Exercise: Each entry needs to be restated exactly as written.

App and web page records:
----
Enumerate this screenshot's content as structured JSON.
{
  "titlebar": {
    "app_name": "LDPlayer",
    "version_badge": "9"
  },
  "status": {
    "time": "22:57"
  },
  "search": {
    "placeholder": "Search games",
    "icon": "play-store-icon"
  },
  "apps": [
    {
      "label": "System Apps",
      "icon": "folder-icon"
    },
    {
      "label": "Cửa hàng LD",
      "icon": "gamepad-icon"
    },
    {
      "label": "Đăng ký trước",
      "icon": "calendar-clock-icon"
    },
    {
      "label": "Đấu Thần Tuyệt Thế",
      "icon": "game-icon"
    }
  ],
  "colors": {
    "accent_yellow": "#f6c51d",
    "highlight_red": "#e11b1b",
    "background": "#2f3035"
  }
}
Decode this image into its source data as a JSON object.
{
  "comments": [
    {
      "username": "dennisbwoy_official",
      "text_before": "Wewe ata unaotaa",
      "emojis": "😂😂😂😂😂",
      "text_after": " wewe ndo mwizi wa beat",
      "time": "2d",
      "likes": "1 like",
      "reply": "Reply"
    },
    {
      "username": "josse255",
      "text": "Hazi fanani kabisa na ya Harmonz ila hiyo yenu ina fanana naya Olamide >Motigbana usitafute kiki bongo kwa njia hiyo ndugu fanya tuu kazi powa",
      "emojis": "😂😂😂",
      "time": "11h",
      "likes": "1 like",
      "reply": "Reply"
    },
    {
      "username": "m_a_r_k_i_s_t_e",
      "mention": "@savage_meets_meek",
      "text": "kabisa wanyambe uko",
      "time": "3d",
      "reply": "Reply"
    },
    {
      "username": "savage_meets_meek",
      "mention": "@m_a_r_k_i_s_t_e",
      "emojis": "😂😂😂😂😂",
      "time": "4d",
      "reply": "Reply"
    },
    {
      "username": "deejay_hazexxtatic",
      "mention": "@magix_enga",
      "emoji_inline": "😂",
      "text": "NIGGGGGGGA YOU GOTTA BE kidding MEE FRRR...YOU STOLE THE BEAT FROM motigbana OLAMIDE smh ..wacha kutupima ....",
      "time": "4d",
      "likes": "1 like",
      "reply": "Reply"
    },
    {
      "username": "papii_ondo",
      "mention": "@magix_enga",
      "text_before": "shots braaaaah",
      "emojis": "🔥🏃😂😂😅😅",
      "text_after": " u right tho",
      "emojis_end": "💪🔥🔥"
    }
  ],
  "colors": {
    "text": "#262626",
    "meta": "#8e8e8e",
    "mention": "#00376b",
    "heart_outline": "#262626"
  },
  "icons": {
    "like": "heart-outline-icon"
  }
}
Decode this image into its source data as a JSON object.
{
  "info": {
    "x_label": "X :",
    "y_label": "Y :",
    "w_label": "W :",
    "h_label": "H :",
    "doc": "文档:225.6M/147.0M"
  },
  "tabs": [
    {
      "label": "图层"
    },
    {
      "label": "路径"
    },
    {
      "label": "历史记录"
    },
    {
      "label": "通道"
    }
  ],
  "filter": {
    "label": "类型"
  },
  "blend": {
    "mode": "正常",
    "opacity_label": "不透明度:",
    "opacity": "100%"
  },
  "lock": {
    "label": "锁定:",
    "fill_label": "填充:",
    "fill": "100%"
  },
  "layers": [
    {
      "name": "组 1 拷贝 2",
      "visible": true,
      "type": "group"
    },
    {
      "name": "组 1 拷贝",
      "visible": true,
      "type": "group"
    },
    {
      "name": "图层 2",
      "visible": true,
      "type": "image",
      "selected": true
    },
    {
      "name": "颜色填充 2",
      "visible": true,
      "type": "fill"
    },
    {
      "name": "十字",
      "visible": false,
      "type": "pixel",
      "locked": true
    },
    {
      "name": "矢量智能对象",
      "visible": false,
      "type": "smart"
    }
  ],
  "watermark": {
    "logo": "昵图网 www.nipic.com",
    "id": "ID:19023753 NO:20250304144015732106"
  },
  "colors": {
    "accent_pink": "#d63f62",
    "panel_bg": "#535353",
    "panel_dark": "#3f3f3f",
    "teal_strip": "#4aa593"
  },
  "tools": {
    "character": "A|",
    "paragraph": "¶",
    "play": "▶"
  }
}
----
Final answer:
Enumerate this screenshot's content as structured JSON.
{
  "titlebar": {
    "app_name": "LDPlayer",
    "version_badge": "9"
  },
  "status": {
    "time": "22:57"
  },
  "search": {
    "placeholder": "Search games",
    "icon": "play-store-icon"
  },
  "apps": [
    {
      "label": "System Apps",
      "icon": "folder-icon"
    },
    {
      "label": "Cửa hàng LD",
      "icon": "gamepad-icon"
    },
    {
      "label": "Đăng ký trước",
      "icon": "calendar-clock-icon"
    },
    {
      "label": "Đấu Thần Tuyệt Thế",
      "icon": "game-icon"
    }
  ],
  "colors": {
    "accent_yellow": "#f6c51d",
    "highlight_red": "#e11b1b",
    "background": "#2f3035"
  }
}
Decode this image into its source data as a JSON object.
{
  "comments": [
    {
      "username": "dennisbwoy_official",
      "text_before": "Wewe ata unaotaa",
      "emojis": "😂😂😂😂😂",
      "text_after": " wewe ndo mwizi wa beat",
      "time": "2d",
      "likes": "1 like",
      "reply": "Reply"
    },
    {
      "username": "josse255",
      "text": "Hazi fanani kabisa na ya Harmonz ila hiyo yenu ina fanana naya Olamide >Motigbana usitafute kiki bongo kwa njia hiyo ndugu fanya tuu kazi powa",
      "emojis": "😂😂😂",
      "time": "11h",
      "likes": "1 like",
      "reply": "Reply"
    },
    {
      "username": "m_a_r_k_i_s_t_e",
      "mention": "@savage_meets_meek",
      "text": "kabisa wanyambe uko",
      "time": "3d",
      "reply": "Reply"
    },
    {
      "username": "savage_meets_meek",
      "mention": "@m_a_r_k_i_s_t_e",
      "emojis": "😂😂😂😂😂",
      "time": "4d",
      "reply": "Reply"
    },
    {
      "username": "deejay_hazexxtatic",
      "mention": "@magix_enga",
      "emoji_inline": "😂",
      "text": "NIGGGGGGGA YOU GOTTA BE kidding MEE FRRR...YOU STOLE THE BEAT FROM motigbana OLAMIDE smh ..wacha kutupima ....",
      "time": "4d",
      "likes": "1 like",
      "reply": "Reply"
    },
    {
      "username": "papii_ondo",
      "mention": "@magix_enga",
      "text_before": "shots braaaaah",
      "emojis": "🔥🏃😂😂😅😅",
      "text_after": " u right tho",
      "emojis_end": "💪🔥🔥"
    }
  ],
  "colors": {
    "text": "#262626",
    "meta": "#8e8e8e",
    "mention": "#00376b",
    "heart_outline": "#262626"
  },
  "icons": {
    "like": "heart-outline-icon"
  }
}
Decode this image into its source data as a JSON object.
{
  "info": {
    "x_label": "X :",
    "y_label": "Y :",
    "w_label": "W :",
    "h_label": "H :",
    "doc": "文档:225.6M/147.0M"
  },
  "tabs": [
    {
      "label": "图层"
    },
    {
      "label": "路径"
    },
    {
      "label": "历史记录"
    },
    {
      "label": "通道"
    }
  ],
  "filter": {
    "label": "类型"
  },
  "blend": {
    "mode": "正常",
    "opacity_label": "不透明度:",
    "opacity": "100%"
  },
  "lock": {
    "label": "锁定:",
    "fill_label": "填充:",
    "fill": "100%"
  },
  "layers": [
    {
      "name": "组 1 拷贝 2",
      "visible": true,
      "type": "group"
    },
    {
      "name": "组 1 拷贝",
      "visible": true,
      "type": "group"
    },
    {
      "name": "图层 2",
      "visible": true,
      "type": "image",
      "selected": true
    },
    {
      "name": "颜色填充 2",
      "visible": true,
      "type": "fill"
    },
    {
      "name": "十字",
      "visible": false,
      "type": "pixel",
      "locked": true
    },
    {
      "name": "矢量智能对象",
      "visible": false,
      "type": "smart"
    }
  ],
  "watermark": {
    "logo": "昵图网 www.nipic.com",
    "id": "ID:19023753 NO:20250304144015732106"
  },
  "colors": {
    "accent_pink": "#d63f62",
    "panel_bg": "#535353",
    "panel_dark": "#3f3f3f",
    "teal_strip": "#4aa593"
  },
  "tools": {
    "character": "A|",
    "paragraph": "¶",
    "play": "▶"
  }
}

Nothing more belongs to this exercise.